Thursday, 24 June 2021

fors fortลซna

Here depicted in the Carmina Burana manuscript, the Roman personification of fortune and luck often includes in her iconography a gubernaculum—that is a ship’s rudder for steering rather blindly for boon or for bane, the name of the goddess and what she represents seems to derive from vortumna—she who revolves throughout the year and whose temple was dedicated on this day, marked by celebrants floated downstream on the Tiber to the Forum Boarium for the event only after secret rituals were expected to row back to the city, bedecked with garland. The goddess has numerous aspects that were celebrated throughout the year and during life-events, including Fortuna Annonaria, luck in harvest, Fortuna Virilis, a lucky match, Fortuna Redux, to return home safely, Fortuna Huiuse Diei, luck of the moment and Fortuna Barbata, good luck in adolescents becoming adults.

Monday, 7 June 2021


glass menagerie: a Murano bestiary on display in Venice  

glow up: beauty tips from Ancient Roman—via Strange Company’s Weekend Link Dump  

coconuรŸritter: a short about Foley artists and creating soundscapes  

happy little clouds: explore a relaxing gallery of Bob Ross paintings (previously), via Nag on the Lake’s Sunday Links   

culaccino: a database of words that do not readily translate succinctly, like this Italian term from the mark left on a table by a cold glass—via Swiss Miss 

electrobat vi: antique electric forerunners side-by-side with modern EVs  

the perils of everybody: a ‘mistake waltz’ that illustrates the pratfalls all ballet recitals are prone to  

where the buffalo roam: restoring the ecosystem of the North American Great Plains by reintroducing charismatic megafauna  

kitchenette: re-examining Liza Lou’s beaded exhibits

Sunday, 25 April 2021

pecunia non olet

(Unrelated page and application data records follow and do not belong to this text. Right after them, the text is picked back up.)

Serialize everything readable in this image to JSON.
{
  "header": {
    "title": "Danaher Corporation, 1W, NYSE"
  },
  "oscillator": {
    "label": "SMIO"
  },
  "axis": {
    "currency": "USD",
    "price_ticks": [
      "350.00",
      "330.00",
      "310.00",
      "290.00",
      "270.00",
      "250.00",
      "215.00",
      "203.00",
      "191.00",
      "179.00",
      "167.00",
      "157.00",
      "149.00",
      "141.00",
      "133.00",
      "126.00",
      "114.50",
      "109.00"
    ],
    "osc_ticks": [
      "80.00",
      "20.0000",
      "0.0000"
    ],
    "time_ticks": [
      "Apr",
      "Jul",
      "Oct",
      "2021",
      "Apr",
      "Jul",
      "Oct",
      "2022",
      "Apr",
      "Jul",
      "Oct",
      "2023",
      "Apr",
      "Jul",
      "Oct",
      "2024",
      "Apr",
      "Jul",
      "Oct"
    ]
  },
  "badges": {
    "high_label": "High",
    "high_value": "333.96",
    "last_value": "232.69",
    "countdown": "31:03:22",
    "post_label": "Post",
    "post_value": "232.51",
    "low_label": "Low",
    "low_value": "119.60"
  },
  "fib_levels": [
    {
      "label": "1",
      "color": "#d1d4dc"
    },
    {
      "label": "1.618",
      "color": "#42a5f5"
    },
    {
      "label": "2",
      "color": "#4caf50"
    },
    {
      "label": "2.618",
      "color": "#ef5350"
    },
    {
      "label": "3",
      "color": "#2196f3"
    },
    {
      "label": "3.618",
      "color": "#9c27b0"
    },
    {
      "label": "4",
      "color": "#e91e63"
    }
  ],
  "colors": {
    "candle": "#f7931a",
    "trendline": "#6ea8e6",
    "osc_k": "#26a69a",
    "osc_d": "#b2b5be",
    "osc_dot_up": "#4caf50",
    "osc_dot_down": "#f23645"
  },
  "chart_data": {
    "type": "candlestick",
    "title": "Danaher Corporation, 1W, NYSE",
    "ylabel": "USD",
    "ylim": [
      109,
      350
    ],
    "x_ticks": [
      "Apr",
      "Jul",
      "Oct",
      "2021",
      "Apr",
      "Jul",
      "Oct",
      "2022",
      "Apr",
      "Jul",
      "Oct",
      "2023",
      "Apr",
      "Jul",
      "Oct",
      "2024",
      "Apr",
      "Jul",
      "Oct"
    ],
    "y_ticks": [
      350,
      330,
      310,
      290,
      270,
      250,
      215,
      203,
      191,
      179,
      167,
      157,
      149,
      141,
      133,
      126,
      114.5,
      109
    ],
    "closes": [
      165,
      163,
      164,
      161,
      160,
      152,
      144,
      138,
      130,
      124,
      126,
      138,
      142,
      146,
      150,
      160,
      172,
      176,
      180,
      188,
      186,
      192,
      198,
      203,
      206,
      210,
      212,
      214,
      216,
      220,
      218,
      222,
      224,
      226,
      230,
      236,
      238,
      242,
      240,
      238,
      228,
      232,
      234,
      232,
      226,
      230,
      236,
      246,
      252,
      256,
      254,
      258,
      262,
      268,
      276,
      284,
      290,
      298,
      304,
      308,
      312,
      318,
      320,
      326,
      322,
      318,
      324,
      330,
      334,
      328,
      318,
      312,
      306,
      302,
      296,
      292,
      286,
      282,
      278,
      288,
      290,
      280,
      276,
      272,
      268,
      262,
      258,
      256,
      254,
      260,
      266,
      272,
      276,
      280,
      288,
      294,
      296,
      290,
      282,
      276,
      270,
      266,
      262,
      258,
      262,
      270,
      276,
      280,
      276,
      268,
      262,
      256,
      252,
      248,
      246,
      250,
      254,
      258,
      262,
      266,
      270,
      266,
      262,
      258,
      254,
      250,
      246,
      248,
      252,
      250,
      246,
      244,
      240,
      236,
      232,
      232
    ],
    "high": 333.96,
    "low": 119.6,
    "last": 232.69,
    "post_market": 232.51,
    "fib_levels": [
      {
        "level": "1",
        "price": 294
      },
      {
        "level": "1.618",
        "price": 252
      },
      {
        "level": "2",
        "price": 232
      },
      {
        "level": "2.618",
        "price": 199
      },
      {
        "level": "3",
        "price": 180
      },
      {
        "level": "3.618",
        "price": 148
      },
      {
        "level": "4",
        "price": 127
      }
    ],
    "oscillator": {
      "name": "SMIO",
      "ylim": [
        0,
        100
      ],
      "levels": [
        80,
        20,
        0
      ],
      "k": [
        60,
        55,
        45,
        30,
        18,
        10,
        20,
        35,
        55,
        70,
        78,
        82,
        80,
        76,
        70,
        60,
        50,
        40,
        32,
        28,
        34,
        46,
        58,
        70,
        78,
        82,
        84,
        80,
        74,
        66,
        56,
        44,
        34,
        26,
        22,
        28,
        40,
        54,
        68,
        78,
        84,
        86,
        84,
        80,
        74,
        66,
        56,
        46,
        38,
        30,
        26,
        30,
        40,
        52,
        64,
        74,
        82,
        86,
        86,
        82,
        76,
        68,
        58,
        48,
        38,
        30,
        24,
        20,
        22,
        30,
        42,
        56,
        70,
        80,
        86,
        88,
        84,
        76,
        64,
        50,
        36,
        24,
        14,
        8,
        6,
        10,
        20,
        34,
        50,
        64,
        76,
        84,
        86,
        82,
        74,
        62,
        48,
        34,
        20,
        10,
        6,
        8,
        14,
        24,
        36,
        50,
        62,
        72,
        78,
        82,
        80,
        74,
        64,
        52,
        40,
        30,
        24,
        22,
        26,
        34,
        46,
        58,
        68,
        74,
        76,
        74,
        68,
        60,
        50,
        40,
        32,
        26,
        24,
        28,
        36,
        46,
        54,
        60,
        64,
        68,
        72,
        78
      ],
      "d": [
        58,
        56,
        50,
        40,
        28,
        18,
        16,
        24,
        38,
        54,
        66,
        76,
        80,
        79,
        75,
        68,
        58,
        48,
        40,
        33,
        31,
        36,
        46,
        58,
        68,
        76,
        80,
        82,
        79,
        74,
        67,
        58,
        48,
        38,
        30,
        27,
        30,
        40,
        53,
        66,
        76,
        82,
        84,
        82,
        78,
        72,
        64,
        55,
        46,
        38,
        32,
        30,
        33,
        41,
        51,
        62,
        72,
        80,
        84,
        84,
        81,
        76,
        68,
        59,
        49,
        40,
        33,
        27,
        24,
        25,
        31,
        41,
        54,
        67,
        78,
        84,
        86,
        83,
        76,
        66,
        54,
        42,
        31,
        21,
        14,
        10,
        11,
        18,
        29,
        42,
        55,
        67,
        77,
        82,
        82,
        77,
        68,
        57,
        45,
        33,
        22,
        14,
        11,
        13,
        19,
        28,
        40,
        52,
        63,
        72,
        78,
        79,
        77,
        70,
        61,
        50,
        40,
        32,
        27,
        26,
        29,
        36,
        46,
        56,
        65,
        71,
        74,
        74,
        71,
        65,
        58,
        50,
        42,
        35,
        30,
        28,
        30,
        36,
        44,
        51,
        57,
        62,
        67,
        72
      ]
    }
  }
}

Via the always engaging Everlasting Blรถrt, we find ourselves educated in the rather fascinating and sensical history of the Roman taxation scheme on human urine. Left to mellow and oxide, the substance undergoes a chemical transformation into ammonia not only useful for nitrogen-fixing in fertilisers but also as a cleaning-agent and detergent for laundry, oral hygienic and the dyeing of textiles. Levied during the reigns of Nero and Vespasian, the collection garnered the titular phrase that money does not stink, though the onerous and unpopular Vectigal Urinรฆ soon garnered detractors and has the lasting legacy in the public pay-toilets in some Romance-language places—France, Italy and Romania—referring to urinals, pissoirs as vespasiennes. The emperor’s son Titus objected to funding the Empire by such means and presented him with a gold coin, asking does this offend—to which Titus replied in the negative, “Atqui ex lotio est”—Yet it comes from the cesspool.